Leicester University students have produced a portable, battery operated 3D printer.
Portable 3D printers are nothing new and there are a number on the open market, but taking the power supply away could make a huge difference. If a printer can operate without mains power, then that means it can work in the most remote environments in the world. It’s not a huge technical breakthrough, but we do like their thinking.
A new dawn for the world’s poorest people?
A printer like this could literally change the lives of people in some of the furthest flung corners of the globe. Remote parts of Africa and China simply don’t have access to simple things that could make their lives easier.
They can range from a prosthetic hand to a hinge, but the sheer distance involved, the poor quality infrastructure of the road networks and the grinding poverty of these areas means they simply do without.
At the moment supplying these communities with a printer that can supply them with all manner of essentials might seem like a dream. But if it proves itself in the field and makes a significant difference, then it could change the lives of millions of people around the world.
Creating electricity might be a better option
Of course there’s another way to do this and creating electricity might have far wider reaching benefits.
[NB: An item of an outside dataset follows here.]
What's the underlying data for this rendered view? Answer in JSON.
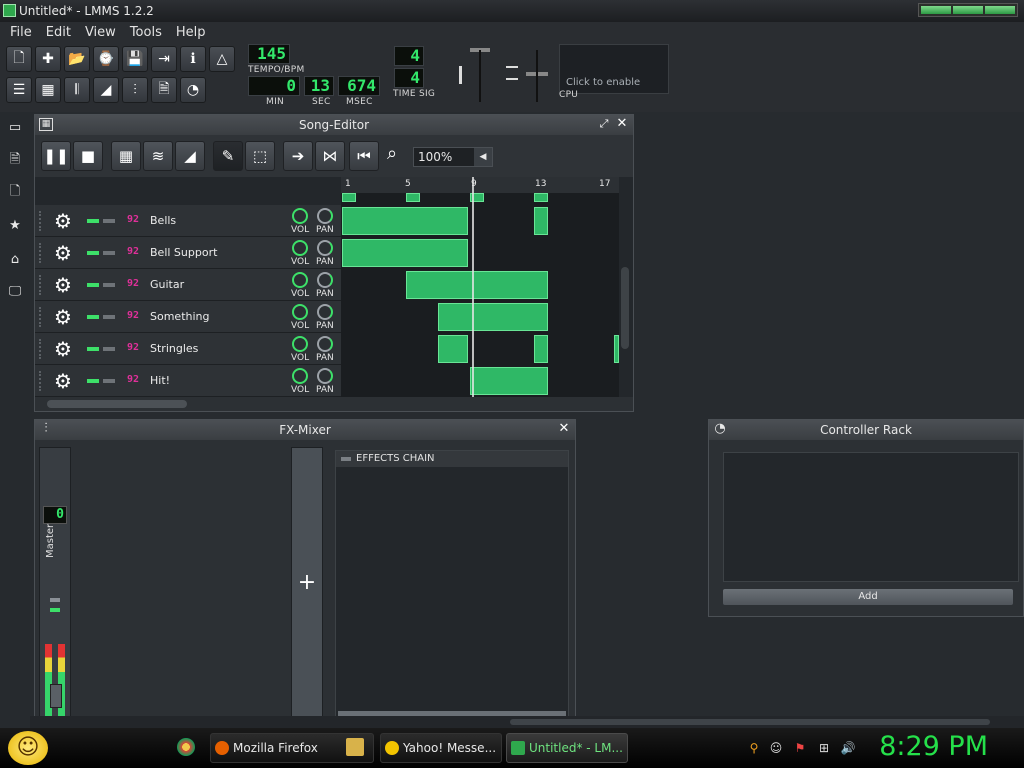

It is also just as feasible in the modern age with solar power and the likes of Tesla’s PowerWall.
We still want to see scientists posing questions and overcoming them, though, because this printer could still have an invaluable use. Research teams are often stuck in remote locations, so this could help them as well.
Battery life is a weakness
There are always issues with new technology and this time it is the battery life. Budget limitations meant the team opted for a simple Lithium Ion battery with a cheap charge controller. So it requires a substantial charge for a relatively short print time.
A more expensive charge controller on the finished production version would give better results right now. Battery technology, though, is coming on in leaps and bounds.
Nanomaterials, ironically with the help of 3D printing, could improve the capacity of current batteries beyond recognition. Solar charging is already here, too, so it’s simply a case of connecting the dots and making the technology we now have work together.
Teeth are causing a chatter
So the potential of this printer is obvious and the team of students has already demonstrated its talents by printing a set of teeth and a screw bearing. They even printed the mechanism that closes the luggage case that they use to transport it.
The team has also printed a set of cutlery and while it has limited itself to PLA so far, there’s no reason why the printer cannot handle ABS, Nylon, PET and other plastics.
G-code is the input system
Obviously the printer has no WiFi connection, so it is not hooked up to a network. So to eliminate the need for a laptop, then, the team settled on using G-code. Of course to download the files the students are talking about then you’ll need a laptop and an internet connection, but this is a work in progress.
“Luckily it is possible to produce the instructions in G-code format from an STL file by using Slic3r,” student Jay Vinda told Student Engineer magazine. “STL files can be downloaded directly from Thingiverse or 3D models can be saved as a .stl file on Solidworks.
“Slic3r will convert the 3D model into a set of instructions on a layer-by-layer basis and save this as a G-code file, which can then be saved onto an SD card. The SD card can be read by the 3D printer using the LCD screen that comes with the printer.”
A sustainable focus
Dr Alan Stocker, Leicester University’s Department of Engineering, added: “The design process was holistic and required lateral thinking throughout. The group was aided by computer-based modelling and stress simulations to ensure that the design choices that were made were suitable.
“The students were given a specific focus on sustainability to meet current industry regulations. With this in mind they included a load-sensor, which allowed the user to precisely compare the amount of material required for a printing operation with the amount of material leftover. This addition meant that the user wasted fewer filaments which saves money and increases the emphasis on sustainability for the project.”
It’s an ingenious concept and if it turns into a total gamechanger or not then we’d still like to take a moment to applaud the students at Leicester University. We look forward to seeing what they come up with next.